It is clear Lefebvre has made some fundamental assesments about his talent. He is putting an awful lot of faith in Coles, Leonard and Buhner.
He says the same for Vizquel, although there is a feeling that a trade with the Braves - for Andres Thomas - might be made any day.
One of the more significant revelations yesterday by Lefebvre was that Greg Briley, when asked, decided he did not want to play the infield.
Briley, at one point last year a rookie-of-the-year candidate, began last season as a second baseman. He was such an offensive dynamo in the minors, that the Mariners turned him into an outfielder - they had Reynolds at second base - though he eventually played some second base for the big club.
After the club decided to trade Jim Presley, Lefebvre went to Briley and asked him if he wanted to give third a try.
``He said no,'' said the manager. ``All I know is that he will be an offensive player for us, hitting, stealing bases, scoring runs.''
It's possible that Briley's rejection of the offer may prove a blessing for the club. If history tells us anything, then it tells us that Coles doesn't need competition, rather assurance.
``I think Darnell Coles is going to surprise a lot of people,'' said Lefebvre. ``He knows there is no one in the wings, just Edgar Martinez to back him up. I think it is time for him to realize that he belongs at third, because to play that position you have to be an athlete. And Darnell Coles is an athlete.''
Coles showed some confidence in his ability to be more productive than he was last year (.252 with 59 RBI and 10 home runs) by signing a one-year contract, even though the club offered more. He has added 15 pounds and will obviously be pleased both by his salary ($740,000 compared with $510,000 last year) and the fact Presley is gone.
The two had battled for the position once before with Presley going to the big leagues and Coles in the tank.
Lefebvre says Leonard has recovered from a foot injury that took him out of left field and left him an unhappy DH. Lefebvre is right when he says Leonard hits better when he plays in the field everyday.
As for Davis, Lefebvre went out of his way yesterday to say that Mr. Mariner will also play in the field. Davis has avoided interviews, which is unlike him, and the presumption is he was less than delighted by the talk of his weak work on defense and the help O'Brien would bring to the field.
As for Buhner, Lefebvre says, ``He is a polished major-leaguer everywhere outside the batter's box. If he can improve there, he will be an all-star.''
Into his second year, Lefebvre has a club that is still young and unproven, but more proven than perhaps any previous Mariner team.
The challenge will be continued improvement in Buhner, Briley, Griffey, Reynolds, Valle and Coles, plus the passel of young pitchers.
``The second year is one where you can be complacent,'' said Lefebvre. ``I think we've got as good young talent as there is in baseball. But we also won 74 games last year. There is no room for complacency; but making sure there isn't, is my job.''

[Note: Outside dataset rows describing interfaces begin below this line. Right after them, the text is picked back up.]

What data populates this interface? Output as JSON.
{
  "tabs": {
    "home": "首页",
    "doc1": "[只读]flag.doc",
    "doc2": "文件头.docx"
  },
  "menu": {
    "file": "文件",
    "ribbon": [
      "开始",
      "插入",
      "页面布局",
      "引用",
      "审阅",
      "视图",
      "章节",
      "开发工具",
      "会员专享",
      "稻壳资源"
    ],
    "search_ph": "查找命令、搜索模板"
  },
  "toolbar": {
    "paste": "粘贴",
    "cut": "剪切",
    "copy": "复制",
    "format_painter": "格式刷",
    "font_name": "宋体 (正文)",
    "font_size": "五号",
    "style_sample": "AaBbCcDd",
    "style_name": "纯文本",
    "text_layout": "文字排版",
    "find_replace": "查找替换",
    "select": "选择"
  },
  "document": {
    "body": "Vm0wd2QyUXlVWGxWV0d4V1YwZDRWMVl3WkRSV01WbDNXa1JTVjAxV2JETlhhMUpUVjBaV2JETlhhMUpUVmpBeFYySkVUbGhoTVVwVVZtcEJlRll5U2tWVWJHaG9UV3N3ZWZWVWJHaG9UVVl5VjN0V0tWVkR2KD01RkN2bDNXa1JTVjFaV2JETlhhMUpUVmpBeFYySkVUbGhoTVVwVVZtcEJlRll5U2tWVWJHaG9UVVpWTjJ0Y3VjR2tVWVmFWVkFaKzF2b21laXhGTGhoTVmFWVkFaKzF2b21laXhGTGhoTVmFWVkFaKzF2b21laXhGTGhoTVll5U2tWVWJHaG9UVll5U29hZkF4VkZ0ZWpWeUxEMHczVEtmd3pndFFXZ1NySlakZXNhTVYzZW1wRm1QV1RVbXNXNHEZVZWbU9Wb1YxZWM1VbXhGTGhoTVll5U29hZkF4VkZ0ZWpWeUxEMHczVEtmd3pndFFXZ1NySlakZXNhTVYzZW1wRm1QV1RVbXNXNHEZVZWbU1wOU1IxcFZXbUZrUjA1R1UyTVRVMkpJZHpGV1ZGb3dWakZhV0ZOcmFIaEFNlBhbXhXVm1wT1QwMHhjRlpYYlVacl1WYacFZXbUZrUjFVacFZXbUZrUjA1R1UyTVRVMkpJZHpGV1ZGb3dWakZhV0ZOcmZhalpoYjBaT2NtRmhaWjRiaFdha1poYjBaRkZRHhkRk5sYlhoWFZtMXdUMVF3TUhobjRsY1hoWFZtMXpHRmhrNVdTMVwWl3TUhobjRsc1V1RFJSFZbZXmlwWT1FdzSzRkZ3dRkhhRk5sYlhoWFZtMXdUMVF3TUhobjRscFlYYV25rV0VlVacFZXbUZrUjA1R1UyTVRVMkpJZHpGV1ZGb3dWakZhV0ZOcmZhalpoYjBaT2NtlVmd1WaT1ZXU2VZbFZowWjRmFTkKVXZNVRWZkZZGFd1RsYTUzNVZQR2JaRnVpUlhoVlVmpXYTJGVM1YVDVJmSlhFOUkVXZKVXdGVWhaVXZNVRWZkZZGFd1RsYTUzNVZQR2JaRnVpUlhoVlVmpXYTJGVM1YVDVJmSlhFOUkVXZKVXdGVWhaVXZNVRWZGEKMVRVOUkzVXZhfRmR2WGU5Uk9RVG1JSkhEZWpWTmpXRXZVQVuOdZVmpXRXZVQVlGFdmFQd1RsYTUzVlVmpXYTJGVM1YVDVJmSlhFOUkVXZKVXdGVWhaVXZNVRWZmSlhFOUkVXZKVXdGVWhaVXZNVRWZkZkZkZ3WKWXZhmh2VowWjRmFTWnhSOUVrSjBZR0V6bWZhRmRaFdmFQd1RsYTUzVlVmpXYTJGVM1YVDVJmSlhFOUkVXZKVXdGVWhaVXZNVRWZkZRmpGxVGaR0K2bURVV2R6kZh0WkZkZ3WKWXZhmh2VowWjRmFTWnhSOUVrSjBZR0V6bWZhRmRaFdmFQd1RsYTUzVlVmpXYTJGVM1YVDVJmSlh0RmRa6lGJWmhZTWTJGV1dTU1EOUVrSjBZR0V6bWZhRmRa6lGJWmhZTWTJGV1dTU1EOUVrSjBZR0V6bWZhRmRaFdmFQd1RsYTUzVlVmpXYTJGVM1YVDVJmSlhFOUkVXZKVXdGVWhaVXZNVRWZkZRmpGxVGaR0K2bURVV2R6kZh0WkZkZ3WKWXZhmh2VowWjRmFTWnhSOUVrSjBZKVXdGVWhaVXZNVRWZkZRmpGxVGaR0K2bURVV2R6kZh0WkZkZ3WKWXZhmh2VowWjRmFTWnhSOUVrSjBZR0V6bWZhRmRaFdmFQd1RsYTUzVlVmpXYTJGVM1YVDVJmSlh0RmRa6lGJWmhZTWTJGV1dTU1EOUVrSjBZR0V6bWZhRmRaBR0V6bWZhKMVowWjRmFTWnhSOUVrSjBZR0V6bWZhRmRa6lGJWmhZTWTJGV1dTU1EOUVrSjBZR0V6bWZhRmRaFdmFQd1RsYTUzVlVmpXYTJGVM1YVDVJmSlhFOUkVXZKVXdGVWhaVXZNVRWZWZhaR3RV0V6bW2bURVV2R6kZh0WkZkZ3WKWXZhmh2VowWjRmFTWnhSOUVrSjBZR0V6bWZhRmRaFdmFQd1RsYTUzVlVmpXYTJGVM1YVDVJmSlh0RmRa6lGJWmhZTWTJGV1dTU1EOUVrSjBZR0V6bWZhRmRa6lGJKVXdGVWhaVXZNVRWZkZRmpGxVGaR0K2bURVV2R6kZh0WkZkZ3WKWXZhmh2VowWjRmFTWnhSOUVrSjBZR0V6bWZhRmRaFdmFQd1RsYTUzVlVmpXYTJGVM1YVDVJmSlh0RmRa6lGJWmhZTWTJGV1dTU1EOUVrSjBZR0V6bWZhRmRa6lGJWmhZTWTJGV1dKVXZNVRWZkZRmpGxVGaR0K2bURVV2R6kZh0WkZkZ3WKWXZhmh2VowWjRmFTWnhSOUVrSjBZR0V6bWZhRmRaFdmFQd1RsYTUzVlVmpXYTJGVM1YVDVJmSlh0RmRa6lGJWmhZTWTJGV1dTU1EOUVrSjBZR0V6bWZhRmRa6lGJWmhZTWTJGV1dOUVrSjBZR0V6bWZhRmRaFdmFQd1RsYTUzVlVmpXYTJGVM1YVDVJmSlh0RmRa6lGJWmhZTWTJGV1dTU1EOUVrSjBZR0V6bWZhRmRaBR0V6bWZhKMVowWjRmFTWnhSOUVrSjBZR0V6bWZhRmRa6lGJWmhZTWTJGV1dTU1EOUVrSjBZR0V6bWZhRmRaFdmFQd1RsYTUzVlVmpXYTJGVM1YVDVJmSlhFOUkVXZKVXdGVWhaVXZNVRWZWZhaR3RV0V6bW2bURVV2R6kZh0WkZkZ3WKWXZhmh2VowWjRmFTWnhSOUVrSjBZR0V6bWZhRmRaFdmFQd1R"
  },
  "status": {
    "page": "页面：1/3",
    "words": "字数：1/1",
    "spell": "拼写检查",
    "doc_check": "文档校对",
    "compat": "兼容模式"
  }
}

And even standing there in the corner, he looked up to the task.
Blaine Newnham's column usually is published Sunday, Tuesday and Thursday in the Sports section of The Times.